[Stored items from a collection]
========================================

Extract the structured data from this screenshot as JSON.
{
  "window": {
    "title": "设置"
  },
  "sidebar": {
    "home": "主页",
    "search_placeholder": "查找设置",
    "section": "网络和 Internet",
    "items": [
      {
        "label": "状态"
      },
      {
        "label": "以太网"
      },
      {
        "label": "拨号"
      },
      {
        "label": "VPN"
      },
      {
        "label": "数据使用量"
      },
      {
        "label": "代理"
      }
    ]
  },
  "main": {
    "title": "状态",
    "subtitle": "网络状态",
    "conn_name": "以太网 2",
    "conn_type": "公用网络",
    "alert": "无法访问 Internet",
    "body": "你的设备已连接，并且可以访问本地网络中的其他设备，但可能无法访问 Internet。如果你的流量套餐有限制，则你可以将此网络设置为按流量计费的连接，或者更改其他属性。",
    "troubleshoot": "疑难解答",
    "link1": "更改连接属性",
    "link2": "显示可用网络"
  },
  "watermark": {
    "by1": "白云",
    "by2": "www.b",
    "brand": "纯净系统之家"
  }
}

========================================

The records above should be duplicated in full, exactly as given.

Extract the structured data from this screenshot as JSON.
{
  "window": {
    "title": "设置"
  },
  "sidebar": {
    "home": "主页",
    "search_placeholder": "查找设置",
    "section": "网络和 Internet",
    "items": [
      {
        "label": "状态"
      },
      {
        "label": "以太网"
      },
      {
        "label": "拨号"
      },
      {
        "label": "VPN"
      },
      {
        "label": "数据使用量"
      },
      {
        "label": "代理"
      }
    ]
  },
  "main": {
    "title": "状态",
    "subtitle": "网络状态",
    "conn_name": "以太网 2",
    "conn_type": "公用网络",
    "alert": "无法访问 Internet",
    "body": "你的设备已连接，并且可以访问本地网络中的其他设备，但可能无法访问 Internet。如果你的流量套餐有限制，则你可以将此网络设置为按流量计费的连接，或者更改其他属性。",
    "troubleshoot": "疑难解答",
    "link1": "更改连接属性",
    "link2": "显示可用网络"
  },
  "watermark": {
    "by1": "白云",
    "by2": "www.b",
    "brand": "纯净系统之家"
  }
}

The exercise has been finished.